Box-Fest Winning ‘Game Play’ Becomes Engrossing Planet Ant Production
HAMTRAMCK, Mich. – There are two sides to every story. That truism frequently accompanies news that someone’s marriage is falling apart. The assumption, of course, is that we can never know the “other” person’s side of the story. And that’s what makes Game Play, the one-act Box Fest winner, so intriguing. In this full production now running at Planet Ant in Hamtramck, we literally watch both sides of the story unfold at the same time.
It’s 2010, and Detroiters are reeling from the global recession and the massive layoffs triggered by the hard-hit auto industry. Of course, there are always a few businesses that thrive in times of disruption. The disparity between those individuals overwhelmed by work and those desperate to find any work can cause resentment on both sides. Especially when those people are married to each other.
Charity Clark-Anderson, the playwright and director of Game Play, divides the performance area in half. Stage left is styled as an upscale bistro where Michelle Sutton (Kamia Hicks) is catching up with her best friend Carol (LaTanya Underwood) and hoping for some much-needed advice. Stage right is a pub where John Sutton (William J McLin III) is pouring out his heart to Wanda (Andi Maziarz), an attractive barmaid who pours a generous Jack Daniels.
Carol teases Michelle about being too busy for her old friends and congratulates her on a sky-rocketing corporate career. We quickly learn that Michelle, who returned to work when their youngest child was old enough, has been racking up promotions, working on a second master’s degree, and pulling crazy hours to prove that she is the right choice to be named the firm’s next partner. The problem, she explains to Carol, is that her husband John is simply not the ambitious man she married 19 years ago. Did he just give up?
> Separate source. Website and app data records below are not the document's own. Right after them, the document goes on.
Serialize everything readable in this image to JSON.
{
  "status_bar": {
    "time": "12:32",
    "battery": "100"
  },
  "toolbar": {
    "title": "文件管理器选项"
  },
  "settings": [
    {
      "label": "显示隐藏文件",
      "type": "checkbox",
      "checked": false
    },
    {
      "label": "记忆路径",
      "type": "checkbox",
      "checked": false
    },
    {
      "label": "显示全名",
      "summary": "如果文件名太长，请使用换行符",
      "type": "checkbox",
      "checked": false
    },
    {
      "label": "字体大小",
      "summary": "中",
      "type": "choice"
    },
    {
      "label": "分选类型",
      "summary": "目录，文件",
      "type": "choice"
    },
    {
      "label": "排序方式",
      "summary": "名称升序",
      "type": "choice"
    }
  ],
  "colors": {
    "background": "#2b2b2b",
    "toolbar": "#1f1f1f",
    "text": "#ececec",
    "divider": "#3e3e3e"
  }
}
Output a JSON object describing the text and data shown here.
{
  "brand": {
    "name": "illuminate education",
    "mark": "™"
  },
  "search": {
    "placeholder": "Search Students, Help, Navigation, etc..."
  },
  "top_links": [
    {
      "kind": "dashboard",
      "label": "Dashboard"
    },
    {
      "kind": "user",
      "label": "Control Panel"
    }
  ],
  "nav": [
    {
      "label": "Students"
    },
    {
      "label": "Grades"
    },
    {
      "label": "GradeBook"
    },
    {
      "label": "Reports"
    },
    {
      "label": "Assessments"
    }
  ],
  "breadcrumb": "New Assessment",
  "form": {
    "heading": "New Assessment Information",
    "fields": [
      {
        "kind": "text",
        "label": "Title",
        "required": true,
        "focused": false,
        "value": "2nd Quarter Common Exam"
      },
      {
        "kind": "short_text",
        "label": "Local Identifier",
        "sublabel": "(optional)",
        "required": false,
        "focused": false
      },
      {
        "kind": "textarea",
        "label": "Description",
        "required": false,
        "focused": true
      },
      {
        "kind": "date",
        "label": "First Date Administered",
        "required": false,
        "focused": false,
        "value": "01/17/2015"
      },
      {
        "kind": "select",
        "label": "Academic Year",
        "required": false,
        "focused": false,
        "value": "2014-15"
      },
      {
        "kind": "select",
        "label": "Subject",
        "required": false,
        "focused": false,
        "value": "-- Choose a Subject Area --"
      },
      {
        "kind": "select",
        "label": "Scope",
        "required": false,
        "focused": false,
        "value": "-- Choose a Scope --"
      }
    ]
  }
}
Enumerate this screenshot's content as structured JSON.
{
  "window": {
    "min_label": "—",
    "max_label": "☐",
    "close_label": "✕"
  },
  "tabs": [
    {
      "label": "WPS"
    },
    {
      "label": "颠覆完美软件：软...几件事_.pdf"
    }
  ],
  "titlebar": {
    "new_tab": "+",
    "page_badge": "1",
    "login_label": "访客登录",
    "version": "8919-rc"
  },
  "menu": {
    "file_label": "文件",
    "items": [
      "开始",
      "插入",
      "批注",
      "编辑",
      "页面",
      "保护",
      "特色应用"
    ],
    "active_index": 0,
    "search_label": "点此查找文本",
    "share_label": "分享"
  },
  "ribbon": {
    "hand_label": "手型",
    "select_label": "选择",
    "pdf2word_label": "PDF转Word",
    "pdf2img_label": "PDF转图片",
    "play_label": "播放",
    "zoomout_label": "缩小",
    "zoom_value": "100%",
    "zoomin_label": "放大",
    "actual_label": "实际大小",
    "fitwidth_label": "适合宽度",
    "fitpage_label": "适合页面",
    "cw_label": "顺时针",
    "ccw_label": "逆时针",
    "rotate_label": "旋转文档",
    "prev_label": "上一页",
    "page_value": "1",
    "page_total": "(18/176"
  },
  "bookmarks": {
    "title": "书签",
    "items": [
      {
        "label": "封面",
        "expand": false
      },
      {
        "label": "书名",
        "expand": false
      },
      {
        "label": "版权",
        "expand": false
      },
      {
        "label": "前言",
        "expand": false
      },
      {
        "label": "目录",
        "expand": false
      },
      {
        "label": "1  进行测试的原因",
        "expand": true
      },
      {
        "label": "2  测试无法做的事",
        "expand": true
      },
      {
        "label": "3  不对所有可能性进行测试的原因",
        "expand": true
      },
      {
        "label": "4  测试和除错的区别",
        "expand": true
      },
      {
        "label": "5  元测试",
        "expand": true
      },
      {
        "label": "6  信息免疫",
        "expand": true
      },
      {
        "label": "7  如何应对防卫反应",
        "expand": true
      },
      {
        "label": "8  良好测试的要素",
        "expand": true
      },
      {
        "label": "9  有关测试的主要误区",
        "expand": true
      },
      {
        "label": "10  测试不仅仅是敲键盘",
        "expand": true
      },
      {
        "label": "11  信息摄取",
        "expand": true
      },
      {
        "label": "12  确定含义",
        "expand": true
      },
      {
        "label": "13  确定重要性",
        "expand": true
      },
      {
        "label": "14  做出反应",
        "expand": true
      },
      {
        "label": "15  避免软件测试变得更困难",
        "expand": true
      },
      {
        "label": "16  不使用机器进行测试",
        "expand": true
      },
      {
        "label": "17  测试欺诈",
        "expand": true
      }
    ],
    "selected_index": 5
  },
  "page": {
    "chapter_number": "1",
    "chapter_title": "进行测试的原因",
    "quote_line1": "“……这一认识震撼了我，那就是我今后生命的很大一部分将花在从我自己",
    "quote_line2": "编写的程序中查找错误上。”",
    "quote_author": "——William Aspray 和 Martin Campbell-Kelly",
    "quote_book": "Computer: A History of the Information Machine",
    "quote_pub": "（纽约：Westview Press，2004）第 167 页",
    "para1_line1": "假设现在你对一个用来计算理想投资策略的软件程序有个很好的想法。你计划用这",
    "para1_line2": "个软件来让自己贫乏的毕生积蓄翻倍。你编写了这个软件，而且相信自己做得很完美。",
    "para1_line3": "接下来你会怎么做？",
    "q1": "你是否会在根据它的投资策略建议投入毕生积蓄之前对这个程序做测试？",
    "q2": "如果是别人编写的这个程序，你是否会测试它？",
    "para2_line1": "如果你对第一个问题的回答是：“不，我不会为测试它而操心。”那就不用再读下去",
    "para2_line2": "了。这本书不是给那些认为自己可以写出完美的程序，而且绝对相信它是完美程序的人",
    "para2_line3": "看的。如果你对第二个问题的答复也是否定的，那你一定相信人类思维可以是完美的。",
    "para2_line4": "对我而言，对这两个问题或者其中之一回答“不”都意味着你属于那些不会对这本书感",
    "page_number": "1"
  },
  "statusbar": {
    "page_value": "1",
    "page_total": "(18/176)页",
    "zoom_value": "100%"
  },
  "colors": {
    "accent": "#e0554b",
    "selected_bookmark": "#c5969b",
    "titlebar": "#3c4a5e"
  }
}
Meanwhile, John is explaining to Wanda how weary he is after a year of looking for work and being told – day after day – that no one is hiring chemical engineers. And the few jobs out there all go to young people right out of college with multiple advanced degrees. The worst part, John explains, is how his wife Michelle looks at him – with contempt. What happened to the loving, supportive woman he married? Doesn’t she know how hard he’s trying?
This play could easily degenerate into a bitter ping-pong of he-said/she-said recriminations. But the clever script expands beyond this construct. As John and Carol separately remember the sweeter moments of their relationship – falling in love in college, seizing romance between the demands of parenting – they physically come together on the stage to recreate these tender moments. As an audience, we see what makes John and Michelle work as a couple. They are both good, emotionally intelligent people — but one is being their best self. Stress does that to people. And because we bear witness to both sides of their story, we realize something that they cannot: the decision to save their marriage is within their grasp, but only if they manage to reach out to each other at the same time.
Hicks and McLin do a great job of fleshing out interesting, admirable characters who are struggling to redefine their relationship now that their roles have dramatically changed. Underwood, as Carol, is the friend we’d all like to have – funny, down to earth, ready to offer support when needed, but not afraid to pull her punches. Maziarz is the woman we love to hate – the “friend” who’s willing to listen to John’s sorrows, and eager to be more than a friend.
Given the fixed, split-set layout, music is effectively used to shift the mood, which ranges from classic jazz to classical Vivaldi. Clark-Anderson is supported in the production of Game Play by Rhonda English (Assistant Director), James H. Anderson (Production Crew), and Matthew Morley (Stage Manager).
It’s easy to understand why Game Play earned audience-favorite status at last August’s Box Fest. As we learn more about this couple – and see what they can’t see – there’s a very real temptation to shout, “don’t do it … turn around.” Wondering whether or not they do, of course, is what makes Game Play worth seeing.